Back to Insights

Can shorter work weeks follow the remote work trajectory?

I’ve been thinking about two big similarities between the shift to remote working and the shift to shorter working weeks.

One similarity was the impact of the pandemic.

Covid didn’t make remote working possible for the huge volume of organizations and industries that moved remote en masse. We didn’t invent virtual meetings or asynchronous communication technologies in response to the pandemic, they were already at our disposal long before covid.

It made it permissible – the idea that you could run a global company from your kitchen table, or be just as productive if not more so when your workplace is your home, became acceptable to business and to society.

I believe the same to be true for the concept of a shorter working week. Decades of progress in the form of globalization, digitalization, the advent of the internet and email, and so much more, meant that we already had the productive capacity pre-pandemic to spend less time at work without impacting performance and results.

But the way in which the pandemic disrupted many deeply rooted preconceptions about work and the workweek opened the eyes of many leaders, managers and employees to the possibility that it didn’t have to be this way forever. It didn’t even need to stay this way right now.

Where once the 5-day week seemed like the only show in town and the 4-day week seemed like a pie in the sky fantasy, now for very many people the 5-day week looks like an outdated relic designed for the second industrial era and an economy built around manufacturing, and the 4-day week feels long overdue.

There’s one other big similarity between the move to remote working and the move to a shorter working week. For companies that moved from five days in person to a hybrid or remote model, they needed to flip a decades-old compulsion to value and reward presenteeism, and focus instead on measurement based on results and outcomes.

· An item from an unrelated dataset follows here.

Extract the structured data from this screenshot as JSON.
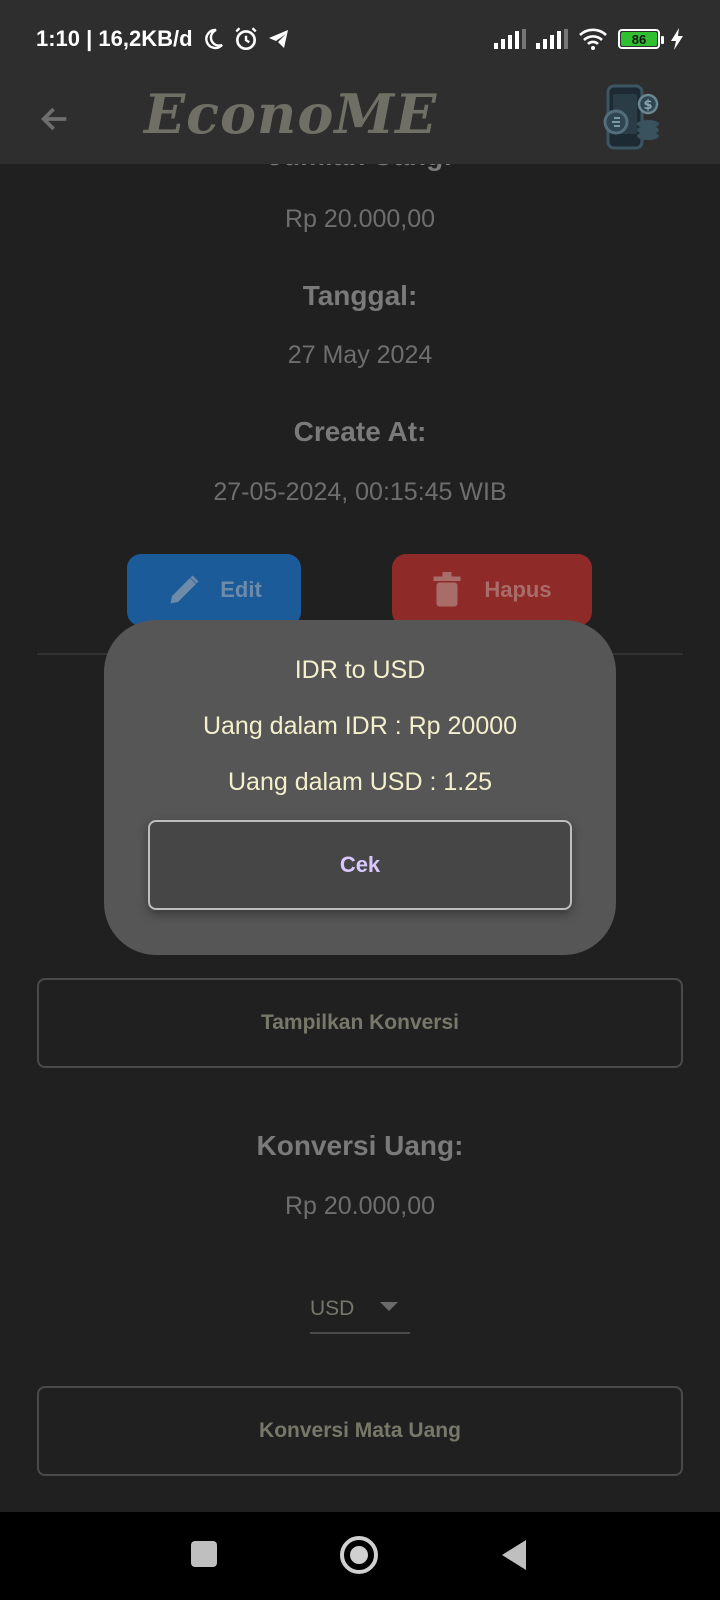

The performative value placed on being the first person to come into the office or the last person to leave was ended, so sharpening actual metrics of performance became essential. The same is true with the shorter working week.

They needed to rely much more on asynchronous communications when people’s schedules became more flexible, and needed to become much more deliberate about how they structured the workweek between collaboration, administration, focused work and rest. The same is true with the shorter working week.

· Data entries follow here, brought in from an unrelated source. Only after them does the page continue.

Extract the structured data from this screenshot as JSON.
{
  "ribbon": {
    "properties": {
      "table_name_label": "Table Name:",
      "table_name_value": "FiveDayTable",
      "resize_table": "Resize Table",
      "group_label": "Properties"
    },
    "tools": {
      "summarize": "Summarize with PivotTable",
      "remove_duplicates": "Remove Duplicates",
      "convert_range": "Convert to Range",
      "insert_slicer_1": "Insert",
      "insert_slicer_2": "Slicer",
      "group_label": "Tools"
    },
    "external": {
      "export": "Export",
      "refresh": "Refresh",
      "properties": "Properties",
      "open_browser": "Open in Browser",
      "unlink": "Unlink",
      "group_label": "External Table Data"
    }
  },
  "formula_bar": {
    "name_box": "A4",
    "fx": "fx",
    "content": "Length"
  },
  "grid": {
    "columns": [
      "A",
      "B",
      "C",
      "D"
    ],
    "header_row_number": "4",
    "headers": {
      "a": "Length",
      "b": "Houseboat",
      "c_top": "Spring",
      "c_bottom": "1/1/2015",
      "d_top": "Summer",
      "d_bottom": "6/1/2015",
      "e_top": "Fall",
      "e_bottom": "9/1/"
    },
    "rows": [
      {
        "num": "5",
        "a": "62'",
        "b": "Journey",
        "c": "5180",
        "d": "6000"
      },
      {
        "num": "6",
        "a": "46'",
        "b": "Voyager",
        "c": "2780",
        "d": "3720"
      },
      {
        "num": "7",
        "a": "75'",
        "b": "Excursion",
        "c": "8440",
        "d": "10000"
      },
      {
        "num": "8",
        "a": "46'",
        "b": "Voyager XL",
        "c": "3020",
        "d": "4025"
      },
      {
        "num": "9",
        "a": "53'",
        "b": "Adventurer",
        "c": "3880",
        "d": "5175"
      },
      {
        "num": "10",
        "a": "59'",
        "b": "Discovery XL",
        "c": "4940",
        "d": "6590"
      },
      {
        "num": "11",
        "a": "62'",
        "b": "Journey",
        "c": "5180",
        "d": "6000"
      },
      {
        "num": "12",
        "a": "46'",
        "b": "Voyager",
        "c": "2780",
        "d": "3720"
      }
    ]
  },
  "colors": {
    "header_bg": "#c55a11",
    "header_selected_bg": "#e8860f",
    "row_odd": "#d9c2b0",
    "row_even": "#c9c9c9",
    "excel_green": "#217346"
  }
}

That’s why for many companies that have successfully moved to remote or hybrid working, in many ways this involved a more significant organizational change than moving to a shorter working week will likely present. They often see the four-day week not as a radical departure, but as a logical next step.

Today, more than half of the world’s companies offer some capacity for remote working. 1 in every 5 employees globally work fully from home. Work location has changed forever for millions. Who would have predicted that 10 years ago?

10 years from now, 4-day weeks will be the new normal and work time reduction will come as standard. How long we work for and the way in which we work will change forever for millions. #ItsAboutTime for leaders to get ahead of the curve.